Rodrigo Riera, from the ECOAQUA Institute, signs this work together with experts from Madeiran institutions
Rodrigo Riera, professor and researcher at the ULPGC and member of the Institute for Research in Sustainable Aquaculture and Marine Ecosystems (IU-ECOAQUA), signs in the Journal of Nature Conservation an article entitled "A baseline for prioritizing the conservation of the threatened seagrass Cymodocea nodosa in the oceanic archipelago of Madeira", together with Claudia Riveiro, from the Oceanic Observatory of Madeira, Pedro Neves, from the Centro de Ciências do Mar, Manfred Kaufmann, from the Instituto das Florestas e Conservaçao da Naturaleza, and Ricardo Aráujo, from the University of Madeira.
PhD Rodrigo Riera Elena
In this work, the researchers compile the available information on the marine phanerogam Cymodocea nodosa (in the Canary Islands, known as “seba”), a seagrass that grows rooted in sandy or muddy seabeds, which are used as habitat for numerous animal and plant species, from algae to crustaceans, and as a safe space against predators of fry and juvenile species of fish typical of rocky seabeds.
Dr. Riera explains that "we have taken advantage of the extensive experience in the study of Cymodocea nodosa from data collected in the Canary Islands, with special reference to the work led from our research group BIOCON, also belonging to IU-ECOAQUA, by Professor Fernando Tuya".

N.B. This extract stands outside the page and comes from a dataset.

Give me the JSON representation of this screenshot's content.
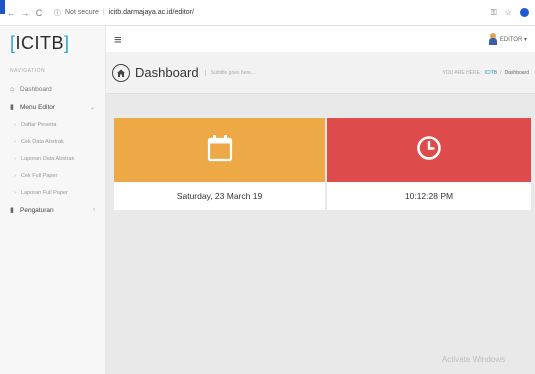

All historical references and the most recent scientific information were also analyzed in order to know the state of this underwater plant in Madeira's waters and, from there, to propose a series of actions to preserve the few meadows that exist and, at the same time, to support its settlement in those coastal areas that present suitable conditions in this archipelago.
In conclusion, this is a work that aims to establish, for the first time, the starting points for carrying out integrated conservation of this seagrass in the study area. The Journal for Nature Conservation is extensively known in the scientific community for its contributions in the field of ecology and biodiversity conservation.